(Saved entries)

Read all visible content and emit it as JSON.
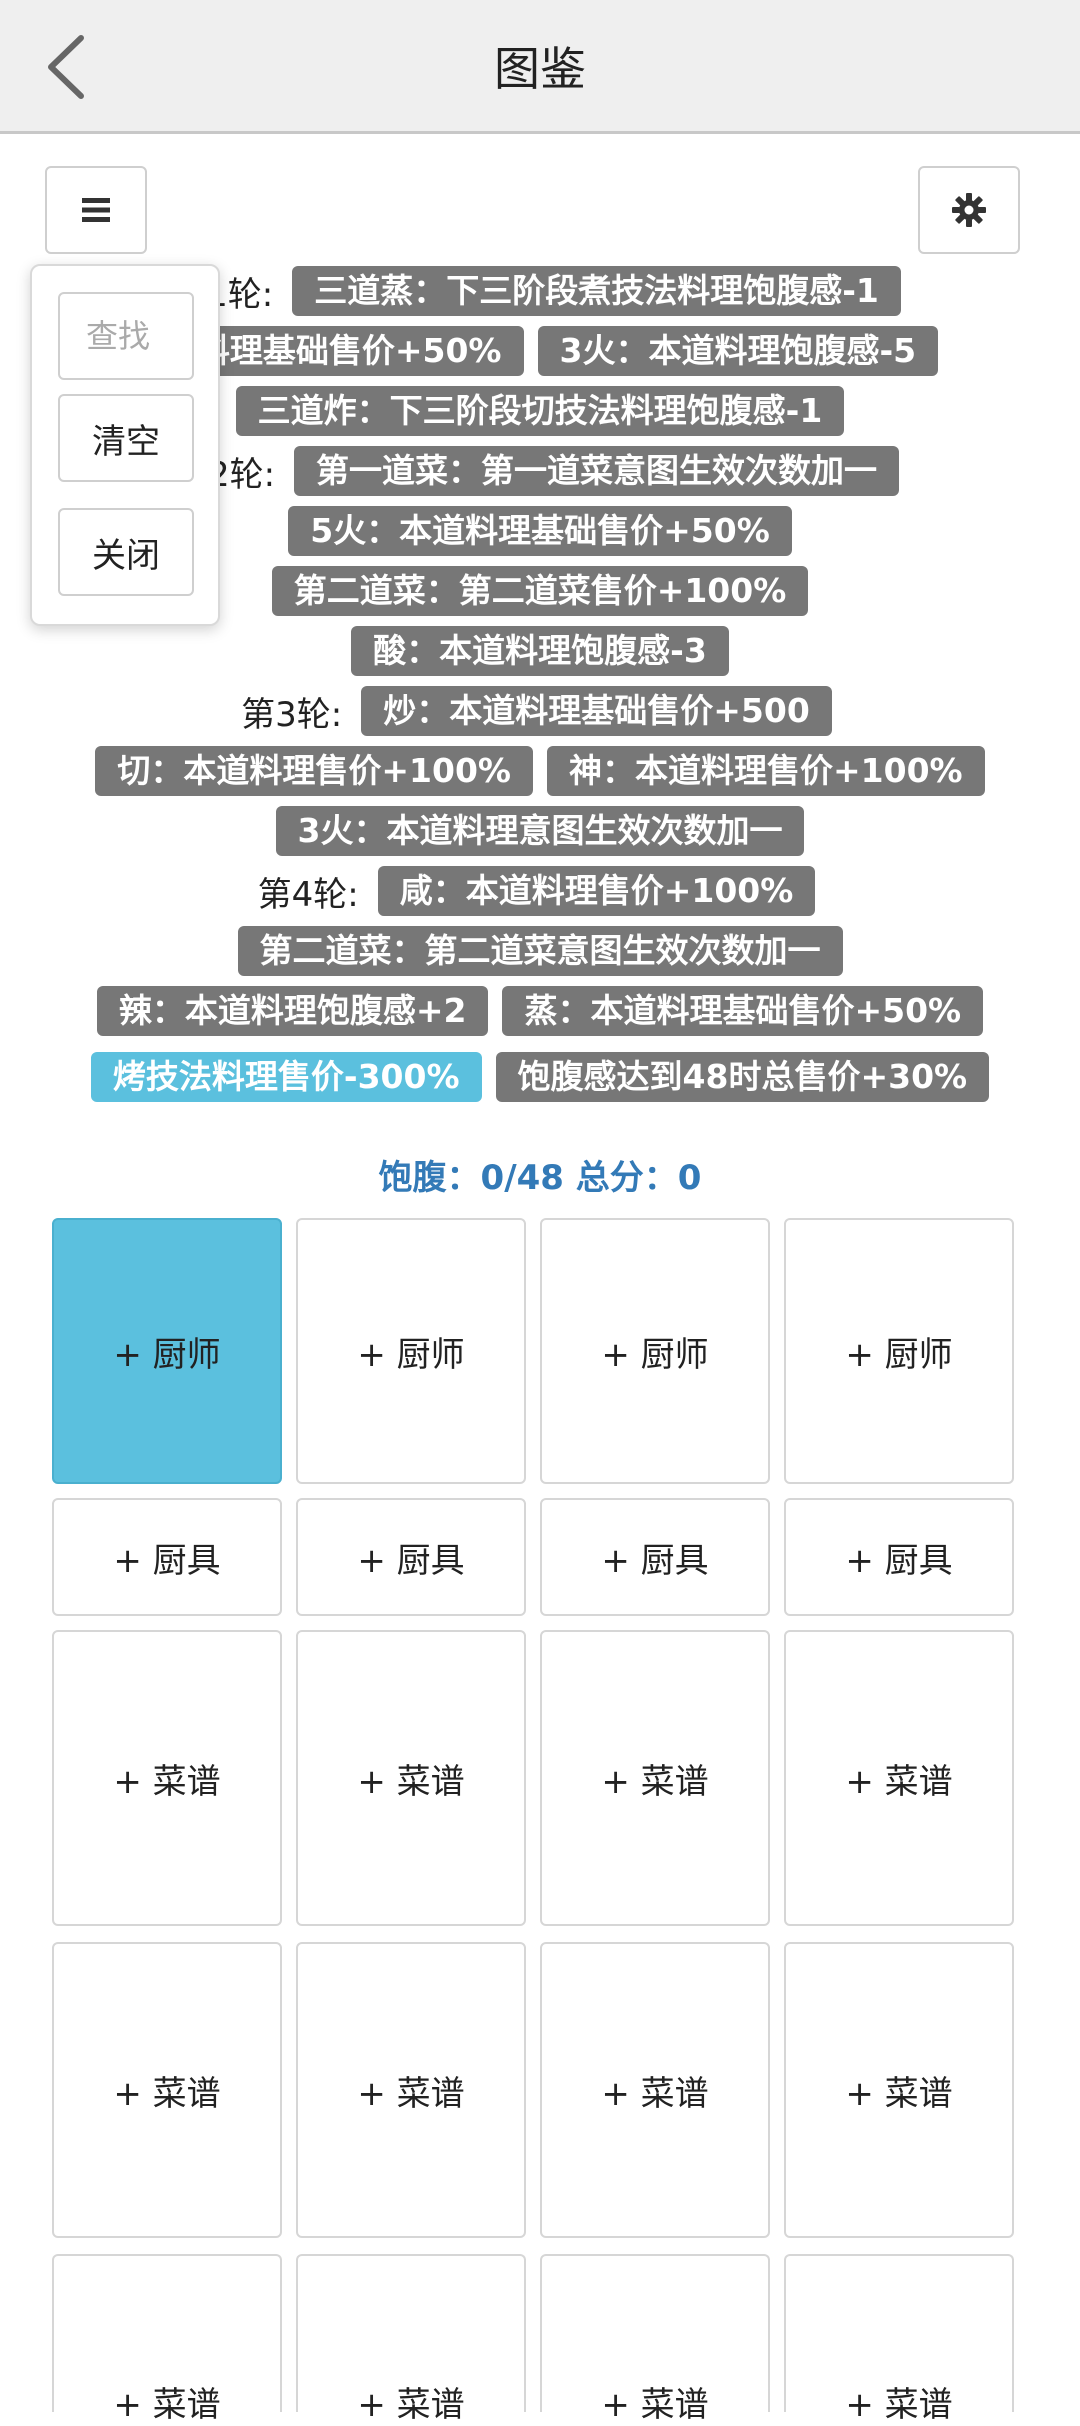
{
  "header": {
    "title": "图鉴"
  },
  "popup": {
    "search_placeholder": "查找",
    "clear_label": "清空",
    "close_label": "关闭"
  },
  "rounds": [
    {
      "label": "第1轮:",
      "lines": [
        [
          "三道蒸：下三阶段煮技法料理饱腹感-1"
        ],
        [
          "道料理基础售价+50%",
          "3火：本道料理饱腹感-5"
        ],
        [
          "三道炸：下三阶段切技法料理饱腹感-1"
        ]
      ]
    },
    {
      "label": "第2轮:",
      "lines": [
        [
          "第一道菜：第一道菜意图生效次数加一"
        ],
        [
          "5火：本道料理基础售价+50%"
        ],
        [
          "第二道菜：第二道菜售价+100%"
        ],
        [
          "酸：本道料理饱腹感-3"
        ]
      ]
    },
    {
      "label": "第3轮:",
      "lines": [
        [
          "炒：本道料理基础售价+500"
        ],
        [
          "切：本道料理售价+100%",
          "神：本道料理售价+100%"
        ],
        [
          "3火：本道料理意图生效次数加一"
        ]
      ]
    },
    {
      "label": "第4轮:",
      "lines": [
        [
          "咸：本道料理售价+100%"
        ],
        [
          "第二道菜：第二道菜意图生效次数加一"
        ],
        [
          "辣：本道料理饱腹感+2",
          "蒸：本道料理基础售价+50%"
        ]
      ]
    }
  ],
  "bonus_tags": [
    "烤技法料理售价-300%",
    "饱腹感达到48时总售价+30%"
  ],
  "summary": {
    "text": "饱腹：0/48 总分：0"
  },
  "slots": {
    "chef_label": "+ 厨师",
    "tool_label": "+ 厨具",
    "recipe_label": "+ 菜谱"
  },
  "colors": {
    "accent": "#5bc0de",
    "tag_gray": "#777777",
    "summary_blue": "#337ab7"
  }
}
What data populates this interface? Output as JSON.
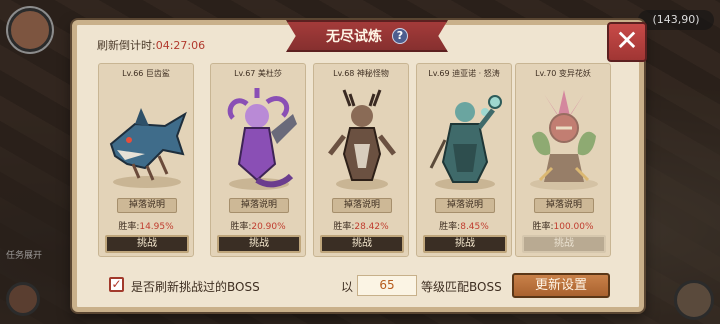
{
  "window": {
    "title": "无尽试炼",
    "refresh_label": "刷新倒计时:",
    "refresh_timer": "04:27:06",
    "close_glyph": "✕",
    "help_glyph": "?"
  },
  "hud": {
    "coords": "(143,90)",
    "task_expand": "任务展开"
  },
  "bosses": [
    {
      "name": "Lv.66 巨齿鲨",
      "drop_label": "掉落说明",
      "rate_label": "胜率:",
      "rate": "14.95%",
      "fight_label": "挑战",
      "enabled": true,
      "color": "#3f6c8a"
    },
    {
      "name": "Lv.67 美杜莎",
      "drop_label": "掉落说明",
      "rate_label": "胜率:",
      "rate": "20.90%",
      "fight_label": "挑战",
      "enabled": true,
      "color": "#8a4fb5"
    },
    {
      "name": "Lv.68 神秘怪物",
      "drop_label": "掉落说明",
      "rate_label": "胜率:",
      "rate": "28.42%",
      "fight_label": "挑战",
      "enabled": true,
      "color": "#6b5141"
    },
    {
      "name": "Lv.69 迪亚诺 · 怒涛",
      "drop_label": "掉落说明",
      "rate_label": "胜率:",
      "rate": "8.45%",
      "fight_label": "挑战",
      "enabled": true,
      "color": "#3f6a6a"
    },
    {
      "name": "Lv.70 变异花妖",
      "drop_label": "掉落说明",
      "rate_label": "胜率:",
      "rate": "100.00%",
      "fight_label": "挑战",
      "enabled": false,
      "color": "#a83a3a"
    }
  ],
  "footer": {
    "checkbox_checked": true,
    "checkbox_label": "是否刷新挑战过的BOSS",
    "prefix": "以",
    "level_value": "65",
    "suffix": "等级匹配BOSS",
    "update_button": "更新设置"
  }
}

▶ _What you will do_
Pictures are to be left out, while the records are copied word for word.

▶ _Response to this task_
Read all visible content and emit it as JSON.
{
  "header": {
    "title": "图鉴"
  },
  "popup": {
    "search_placeholder": "查找",
    "clear_label": "清空",
    "close_label": "关闭"
  },
  "rounds": [
    {
      "label": "第1轮:",
      "lines": [
        [
          "三道蒸：下三阶段煮技法料理饱腹感-1"
        ],
        [
          "道料理基础售价+50%",
          "3火：本道料理饱腹感-5"
        ],
        [
          "三道炸：下三阶段切技法料理饱腹感-1"
        ]
      ]
    },
    {
      "label": "第2轮:",
      "lines": [
        [
          "第一道菜：第一道菜意图生效次数加一"
        ],
        [
          "5火：本道料理基础售价+50%"
        ],
        [
          "第二道菜：第二道菜售价+100%"
        ],
        [
          "酸：本道料理饱腹感-3"
        ]
      ]
    },
    {
      "label": "第3轮:",
      "lines": [
        [
          "炒：本道料理基础售价+500"
        ],
        [
          "切：本道料理售价+100%",
          "神：本道料理售价+100%"
        ],
        [
          "3火：本道料理意图生效次数加一"
        ]
      ]
    },
    {
      "label": "第4轮:",
      "lines": [
        [
          "咸：本道料理售价+100%"
        ],
        [
          "第二道菜：第二道菜意图生效次数加一"
        ],
        [
          "辣：本道料理饱腹感+2",
          "蒸：本道料理基础售价+50%"
        ]
      ]
    }
  ],
  "bonus_tags": [
    "烤技法料理售价-300%",
    "饱腹感达到48时总售价+30%"
  ],
  "summary": {
    "text": "饱腹：0/48 总分：0"
  },
  "slots": {
    "chef_label": "+ 厨师",
    "tool_label": "+ 厨具",
    "recipe_label": "+ 菜谱"
  },
  "colors": {
    "accent": "#5bc0de",
    "tag_gray": "#777777",
    "summary_blue": "#337ab7"
  }
}
What data populates this interface? Output as JSON.
{
  "window": {
    "title": "无尽试炼",
    "refresh_label": "刷新倒计时:",
    "refresh_timer": "04:27:06",
    "close_glyph": "✕",
    "help_glyph": "?"
  },
  "hud": {
    "coords": "(143,90)",
    "task_expand": "任务展开"
  },
  "bosses": [
    {
      "name": "Lv.66 巨齿鲨",
      "drop_label": "掉落说明",
      "rate_label": "胜率:",
      "rate": "14.95%",
      "fight_label": "挑战",
      "enabled": true,
      "color": "#3f6c8a"
    },
    {
      "name": "Lv.67 美杜莎",
      "drop_label": "掉落说明",
      "rate_label": "胜率:",
      "rate": "20.90%",
      "fight_label": "挑战",
      "enabled": true,
      "color": "#8a4fb5"
    },
    {
      "name": "Lv.68 神秘怪物",
      "drop_label": "掉落说明",
      "rate_label": "胜率:",
      "rate": "28.42%",
      "fight_label": "挑战",
      "enabled": true,
      "color": "#6b5141"
    },
    {
      "name": "Lv.69 迪亚诺 · 怒涛",
      "drop_label": "掉落说明",
      "rate_label": "胜率:",
      "rate": "8.45%",
      "fight_label": "挑战",
      "enabled": true,
      "color": "#3f6a6a"
    },
    {
      "name": "Lv.70 变异花妖",
      "drop_label": "掉落说明",
      "rate_label": "胜率:",
      "rate": "100.00%",
      "fight_label": "挑战",
      "enabled": false,
      "color": "#a83a3a"
    }
  ],
  "footer": {
    "checkbox_checked": true,
    "checkbox_label": "是否刷新挑战过的BOSS",
    "prefix": "以",
    "level_value": "65",
    "suffix": "等级匹配BOSS",
    "update_button": "更新设置"
  }
}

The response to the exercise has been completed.